Self-Control in God

I do have one area of contention. It’s more like an enquiry. His main thesis for the book is the fruit of the spirit is rooted in God’s character. We love because God is love. We have joy because the Holy Spirit is in us. We have peace because Christ is our peace. He matches the character of God to the fruit of the Spirit for all except one.

Chris says that God does not exercise self-control because God has no evil desire. Chris goes on to deal honestly with sex and sins of the tongue. And he pre-empts the reader who thinks, “Young people! Huh! They need to exercise self-control.” As he does so well, he arranges and carefully presents Scripture to convince us that self-control is for the old, the young, men and women.

My question is, “Is it true that God does not exercise self-control?” Let’s explore this together.

My first thought is self-control can be understood as control over great power. Imagine the Incredible Hulk juggling eggs. This giant who breaks mountains with a punch does not crack any of the eggs. Impressive control, no? So similarly, God has this vast power that he keeps under control otherwise we would all perish for our sins are many. But my reasoning doesn’t work because in the fruit of the Spirit, self-control is not over our strength. It would be easier to juggle eggs than to control our desires.

My second thought is did Jesus practise self-control? In the desert against Satan, Jesus was tempted. He was really tempted, not just having the outward appearance of temptation.

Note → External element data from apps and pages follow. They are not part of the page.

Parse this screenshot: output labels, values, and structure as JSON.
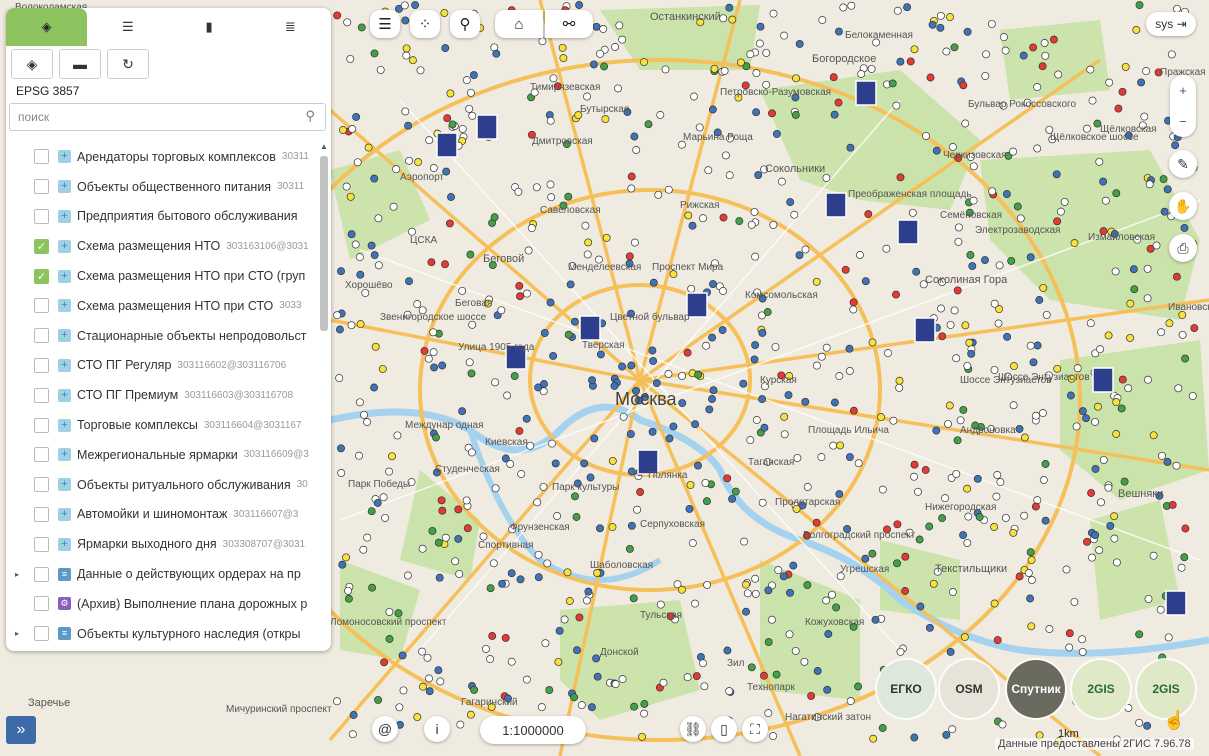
{
  "panel": {
    "tabs": [
      {
        "label": "◈",
        "icon": "layers-icon"
      },
      {
        "label": "☰",
        "icon": "legend-icon"
      },
      {
        "label": "▮",
        "icon": "book-icon"
      },
      {
        "label": "≣",
        "icon": "list-icon"
      }
    ],
    "tools": [
      {
        "icon": "layers-icon",
        "glyph": "◈"
      },
      {
        "icon": "folder-icon",
        "glyph": "▬"
      },
      {
        "icon": "refresh-icon",
        "glyph": "↻"
      }
    ],
    "projection": "EPSG 3857",
    "search_placeholder": "поиск",
    "layers": [
      {
        "name": "Арендаторы торговых комплексов",
        "code": "30311",
        "checked": false
      },
      {
        "name": "Объекты общественного питания",
        "code": "30311",
        "checked": false
      },
      {
        "name": "Предприятия бытового обслуживания",
        "code": "",
        "checked": false
      },
      {
        "name": "Схема размещения НТО",
        "code": "303163106@3031",
        "checked": true
      },
      {
        "name": "Схема размещения НТО при СТО (груп",
        "code": "",
        "checked": true
      },
      {
        "name": "Схема размещения НТО при СТО",
        "code": "3033",
        "checked": false
      },
      {
        "name": "Стационарные объекты непродовольст",
        "code": "",
        "checked": false
      },
      {
        "name": "СТО ПГ Регуляр",
        "code": "303116602@303116706",
        "checked": false
      },
      {
        "name": "СТО ПГ Премиум",
        "code": "303116603@303116708",
        "checked": false
      },
      {
        "name": "Торговые комплексы",
        "code": "303116604@3031167",
        "checked": false
      },
      {
        "name": "Межрегиональные ярмарки",
        "code": "303116609@3",
        "checked": false
      },
      {
        "name": "Объекты ритуального обслуживания",
        "code": "30",
        "checked": false
      },
      {
        "name": "Автомойки и шиномонтаж",
        "code": "303116607@3",
        "checked": false
      },
      {
        "name": "Ярмарки выходного дня",
        "code": "303308707@3031",
        "checked": false
      },
      {
        "name": "Данные о действующих ордерах на пр",
        "code": "",
        "checked": false,
        "group": true,
        "icon": "db"
      },
      {
        "name": "(Архив) Выполнение плана дорожных р",
        "code": "",
        "checked": false,
        "icon": "arch"
      },
      {
        "name": "Объекты культурного наследия (откры",
        "code": "",
        "checked": false,
        "group": true,
        "icon": "db"
      }
    ]
  },
  "user": {
    "label": "sys ⇥"
  },
  "scale": {
    "value": "1:1000000",
    "bar": "1km"
  },
  "basemaps": [
    "ЕГКО",
    "OSM",
    "Спутник",
    "2GIS",
    "2GIS"
  ],
  "credit": "Данные предоставлены 2ГИС 7.96.78",
  "map_labels": [
    "Москва",
    "Останкинский",
    "Богородское",
    "Белокаменная",
    "Сокольники",
    "Соколиная Гора",
    "Измайловская",
    "Вешняки",
    "Текстильщики",
    "Аэропорт",
    "ЦСКА",
    "Беговой",
    "Хорошёво",
    "Беговая",
    "Улица 1905 года",
    "Киевская",
    "Студенческая",
    "Парк Победы",
    "Фрунзенская",
    "Спортивная",
    "Парк культуры",
    "Полянка",
    "Серпуховская",
    "Таганская",
    "Площадь Ильича",
    "Андроновка",
    "Шоссе Энтузиастов",
    "Нижегородская",
    "Угрешская",
    "Волгоградский проспект",
    "Пролетарская",
    "Кожуховская",
    "Тульская",
    "Шаболовская",
    "Донской",
    "Гагаринский",
    "Зил",
    "Технопарк",
    "Нагатинский затон",
    "Мичуринский проспект",
    "Ломоносовский проспект",
    "Заречье",
    "Бутырская",
    "Дмитровская",
    "Савеловская",
    "Рижская",
    "Проспект Мира",
    "Комсомольская",
    "Цветной бульвар",
    "Тверская",
    "Курская",
    "Менделеевская",
    "Пражская",
    "Черкизовская",
    "Преображенская площадь",
    "Семёновская",
    "Электрозаводская",
    "Щёлковская",
    "Бульвар Рокоссовского",
    "Марьина Роща",
    "Тимирязевская",
    "Волоколамская",
    "Ивановское",
    "Междунар одная",
    "Щёлковское шоссе",
    "Звенигородское шоссе",
    "Шоссе Энтузиастов",
    "Петровско-Разумовская"
  ]
}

I would even argue Jesus was tempted more than any man.

At the same time, we agree with Chris Wright that Jesus did not have a sinful nature. Jesus did not have any evil desire and his oneness with God the Father was complete. There was nothing in his will that was contrary to God’s.

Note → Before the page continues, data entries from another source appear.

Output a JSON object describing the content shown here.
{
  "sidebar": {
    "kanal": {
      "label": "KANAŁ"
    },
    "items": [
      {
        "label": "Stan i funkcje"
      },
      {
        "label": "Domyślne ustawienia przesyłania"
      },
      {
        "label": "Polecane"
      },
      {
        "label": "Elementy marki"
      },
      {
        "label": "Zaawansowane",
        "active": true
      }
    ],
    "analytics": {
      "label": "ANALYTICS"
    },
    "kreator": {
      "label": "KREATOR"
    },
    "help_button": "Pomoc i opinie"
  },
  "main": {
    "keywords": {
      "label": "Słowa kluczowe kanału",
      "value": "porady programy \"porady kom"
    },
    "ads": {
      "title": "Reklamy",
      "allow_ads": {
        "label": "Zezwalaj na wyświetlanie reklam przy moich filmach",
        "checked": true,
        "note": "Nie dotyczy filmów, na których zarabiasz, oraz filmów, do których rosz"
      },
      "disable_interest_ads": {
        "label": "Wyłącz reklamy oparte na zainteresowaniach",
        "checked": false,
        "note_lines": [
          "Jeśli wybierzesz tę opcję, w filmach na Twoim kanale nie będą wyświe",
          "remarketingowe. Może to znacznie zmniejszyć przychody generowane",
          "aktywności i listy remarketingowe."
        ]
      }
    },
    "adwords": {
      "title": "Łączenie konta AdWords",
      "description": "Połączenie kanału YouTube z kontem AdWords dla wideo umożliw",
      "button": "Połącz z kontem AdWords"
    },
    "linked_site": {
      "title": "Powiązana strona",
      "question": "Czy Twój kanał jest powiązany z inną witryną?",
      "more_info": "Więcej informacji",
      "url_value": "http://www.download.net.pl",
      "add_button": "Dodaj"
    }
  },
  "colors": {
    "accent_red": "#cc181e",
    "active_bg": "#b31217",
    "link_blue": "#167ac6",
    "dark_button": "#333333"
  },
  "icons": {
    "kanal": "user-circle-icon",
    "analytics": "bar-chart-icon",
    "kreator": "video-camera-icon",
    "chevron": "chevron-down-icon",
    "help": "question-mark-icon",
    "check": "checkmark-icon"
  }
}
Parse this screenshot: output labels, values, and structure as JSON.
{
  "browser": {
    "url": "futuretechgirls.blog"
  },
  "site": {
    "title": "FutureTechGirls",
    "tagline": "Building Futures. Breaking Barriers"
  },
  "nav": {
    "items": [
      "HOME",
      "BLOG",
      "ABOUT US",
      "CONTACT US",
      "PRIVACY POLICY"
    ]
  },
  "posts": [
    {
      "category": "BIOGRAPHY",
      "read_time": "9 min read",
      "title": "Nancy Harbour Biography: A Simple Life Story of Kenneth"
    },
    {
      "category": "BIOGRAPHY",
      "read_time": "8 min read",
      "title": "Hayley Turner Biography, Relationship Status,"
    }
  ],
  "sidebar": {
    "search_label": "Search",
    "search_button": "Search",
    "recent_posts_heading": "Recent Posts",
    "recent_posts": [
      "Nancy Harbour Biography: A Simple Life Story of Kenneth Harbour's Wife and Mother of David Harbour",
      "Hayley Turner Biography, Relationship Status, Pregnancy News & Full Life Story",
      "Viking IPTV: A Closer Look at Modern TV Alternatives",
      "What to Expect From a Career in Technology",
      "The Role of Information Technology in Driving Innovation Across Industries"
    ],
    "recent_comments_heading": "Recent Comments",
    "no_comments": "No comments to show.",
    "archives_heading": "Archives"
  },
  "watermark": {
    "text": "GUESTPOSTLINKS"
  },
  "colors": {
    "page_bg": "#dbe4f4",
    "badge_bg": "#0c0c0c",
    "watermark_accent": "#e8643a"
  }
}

And if I’m correct, then the self-control should be better understood as acting on temptation rather than on evil desires. Which means Jesus practised self-control because he did not give in to his temptation. What do you think?

And if I’m right and Wright is wrong, I mean Chris Wright’s understanding of self-control should be understood to act on temptation instead of evil desires, then all nine of the fruit of the Spirit is rooted in God’s character. Which would be neat. But as I hope you can tell, my challenge is minor and depends on how we define self-control. If his understanding of self-control is right, then Wright is right.

Fruit for Who?

Who is this book for? For all the reasons I mentioned, if you are teaching or will teach Galatians 5:22-23, you should get this book even if it’s not free. But it is free for this month only via www.faithlife.com. He exercised self-control in not overstating his case and not getting himself in the way of Scripture.

For personal or small group study, there are 3-4 reflection questions at the end of the chapter. And as a bonus, every chapter has a link to a free 10-15 minute video of Chris Wright and others explaining the chapter. I can see a group watching the video and answering the questions afterwards.

I would say this book is really best for those who want to grow in Christlikeness or like me, need to want to grow.

John Stott prayed that the fruit of the Spirit will ripen in his life. His life was a testimony that his prayers were answered. After reading this book, I want what John Stott wanted. I want to grow in Christlikeness. And this book helped me cultivate that want and growth, as I hope it will for you too.

This is a Reading and Readers review of Cultivating the Fruit of the Spirit: Growing in Christlikeness by Christopher J.H. Wright.

This month is a special month because we have two outstanding books. You just heard my review of one. And the next one is the Logos Free Book of the Month, “Recovering the Unity of the Bible: One Continuous Story, Plan and Purpose” by Walter C. Kaiser Jr. I’m going to publish this next week, instead of two weeks later, because I really hope more people will get this free book, which is only free at www.logos.com.

If you know anyone who likes free books, Christian books, good books, then tell him, tell her, to listen to Reading and Readers, a podcast where I review Christian books for you. Before I sign off, one final question to you. Can you list the fruit of the Spirit? Bye bye! Be fruitful.

Book List

Cultivating the Fruit of the Spirit by Christopher J.H. Wright. Amazon. FaithLife.